The Challenger SRT8 uses Chrysler's big, 6.1-liter, 425-hp Hemi, while the R/T's V-8 is the standard 5.7-liter Hemi. For the first time, either Hemi can be combined with a manual transmission.
Unless you're in a contest to lay the longest patch of rubber leaving the Dairy Queen or to burn the most gasoline possible, the 5.7-liter is plenty of engine for this car. For 2009, it gets variable cam timing, a higher compression ratio, and two spark plugs per cylinder, boosting output to 372/376 hp and 401/410 lb-ft of torque (with the automatic/manual transmission). Chrysler estimates the 0-to-60-mph time of the R/T at less than six seconds, roughly a second behind the SRT8. Like its bigger brother, the 5.7-liter is the strong, mostly silent type, with an exhaust that gives only a slight rumble and is never boomy on the highway. Those who want more sound can get a low-restriction, cat-back exhaust from Mopar.
The standard, Mercedes-sourced five-speed automatic is polished and responsive; pushing the gearshift left-to-right activates the manumatic function (there are no shift paddles). Drivers who really want to shift themselves will opt for the six-speed manual transmission, which is stirred by a pistol-grip shifter.

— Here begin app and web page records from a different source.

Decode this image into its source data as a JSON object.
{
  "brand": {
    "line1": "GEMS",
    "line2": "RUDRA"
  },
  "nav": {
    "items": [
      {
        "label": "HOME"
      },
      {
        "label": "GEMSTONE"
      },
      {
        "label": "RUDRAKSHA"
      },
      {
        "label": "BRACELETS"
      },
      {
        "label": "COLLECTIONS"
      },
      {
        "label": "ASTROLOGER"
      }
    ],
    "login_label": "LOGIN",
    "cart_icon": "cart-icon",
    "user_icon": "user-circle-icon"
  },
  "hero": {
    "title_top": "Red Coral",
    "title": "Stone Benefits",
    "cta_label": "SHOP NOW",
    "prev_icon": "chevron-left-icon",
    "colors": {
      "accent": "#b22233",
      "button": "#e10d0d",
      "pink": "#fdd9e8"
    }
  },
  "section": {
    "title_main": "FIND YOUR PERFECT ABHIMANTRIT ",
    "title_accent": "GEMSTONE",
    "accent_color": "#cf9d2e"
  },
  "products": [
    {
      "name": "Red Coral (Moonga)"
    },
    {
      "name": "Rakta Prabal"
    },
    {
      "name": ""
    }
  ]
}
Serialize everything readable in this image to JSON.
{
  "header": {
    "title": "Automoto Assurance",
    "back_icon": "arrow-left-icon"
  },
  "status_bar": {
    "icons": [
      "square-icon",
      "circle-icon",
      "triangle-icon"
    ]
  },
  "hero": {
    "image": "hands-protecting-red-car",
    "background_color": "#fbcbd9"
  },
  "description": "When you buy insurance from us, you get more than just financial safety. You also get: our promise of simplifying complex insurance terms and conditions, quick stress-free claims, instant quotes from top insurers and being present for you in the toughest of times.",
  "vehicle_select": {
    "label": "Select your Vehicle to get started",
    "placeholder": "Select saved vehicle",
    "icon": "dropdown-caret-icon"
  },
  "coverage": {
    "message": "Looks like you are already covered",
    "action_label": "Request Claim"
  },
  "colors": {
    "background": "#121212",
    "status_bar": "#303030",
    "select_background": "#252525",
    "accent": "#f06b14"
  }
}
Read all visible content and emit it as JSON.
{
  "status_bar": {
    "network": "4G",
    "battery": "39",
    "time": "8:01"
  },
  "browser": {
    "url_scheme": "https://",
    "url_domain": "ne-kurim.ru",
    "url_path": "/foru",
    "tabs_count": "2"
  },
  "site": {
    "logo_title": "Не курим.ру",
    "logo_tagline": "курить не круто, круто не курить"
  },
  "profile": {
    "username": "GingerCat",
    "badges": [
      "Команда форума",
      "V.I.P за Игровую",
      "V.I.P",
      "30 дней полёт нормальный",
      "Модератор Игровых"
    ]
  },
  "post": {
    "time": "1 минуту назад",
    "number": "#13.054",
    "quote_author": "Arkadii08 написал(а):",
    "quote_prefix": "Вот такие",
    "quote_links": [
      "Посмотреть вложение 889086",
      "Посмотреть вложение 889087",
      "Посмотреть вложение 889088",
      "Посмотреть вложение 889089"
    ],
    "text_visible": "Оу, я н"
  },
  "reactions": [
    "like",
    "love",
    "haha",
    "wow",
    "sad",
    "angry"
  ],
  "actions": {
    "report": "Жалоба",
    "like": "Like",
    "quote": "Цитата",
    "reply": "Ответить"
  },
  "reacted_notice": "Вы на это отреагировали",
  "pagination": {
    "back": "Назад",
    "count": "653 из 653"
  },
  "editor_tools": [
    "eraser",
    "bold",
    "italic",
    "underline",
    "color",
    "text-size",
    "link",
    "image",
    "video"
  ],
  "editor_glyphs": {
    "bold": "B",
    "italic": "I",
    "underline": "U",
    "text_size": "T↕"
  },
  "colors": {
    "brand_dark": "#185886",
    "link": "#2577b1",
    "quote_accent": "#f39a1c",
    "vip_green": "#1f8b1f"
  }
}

The stick shift is part of the Track Pak, which also includes a limited-slip differential and a lower final-drive ratio (3.73 or 3.91:1, depending on wheel size, versus 3.06:1). The Tremec gearbox is a variant of the one used in the Viper; happily, shift efforts here are lower, but the linkage is notchy, with a strong centering spring that wants to keep you in the 3-4 gate. There's also a Chevy Corvette-style first-to-fourth skip-shift function, but it comes into play only between 18 and 21 mph. The clutch is nicely weighted and easy to modulate, but it has a fairly long travel, and big shoes can get hung up moving between the clutch and the dead pedal. This six-speed may not be the world's silkiest gearbox, but it's still fun to finally drive the Hemi V-8 with a stick shift.
Unfortunately, the manual is not available on the Challenger SE, which is saddled with a four-speed automatic. The 3.5-liter V-6 deserves better: it actually sounds decent, and its output of 250 hp and 250 lb-ft of torque is enough to move the car well enough, but you have to be willing to boot it because of the wide gaps between the gears. An extra gear or two might also improve the SE's fuel economy; as it is, the V-6 is rated at 17 mpg city, 25 mpg highway, which isn't much of a gain over the R/T's 16/25 mpg.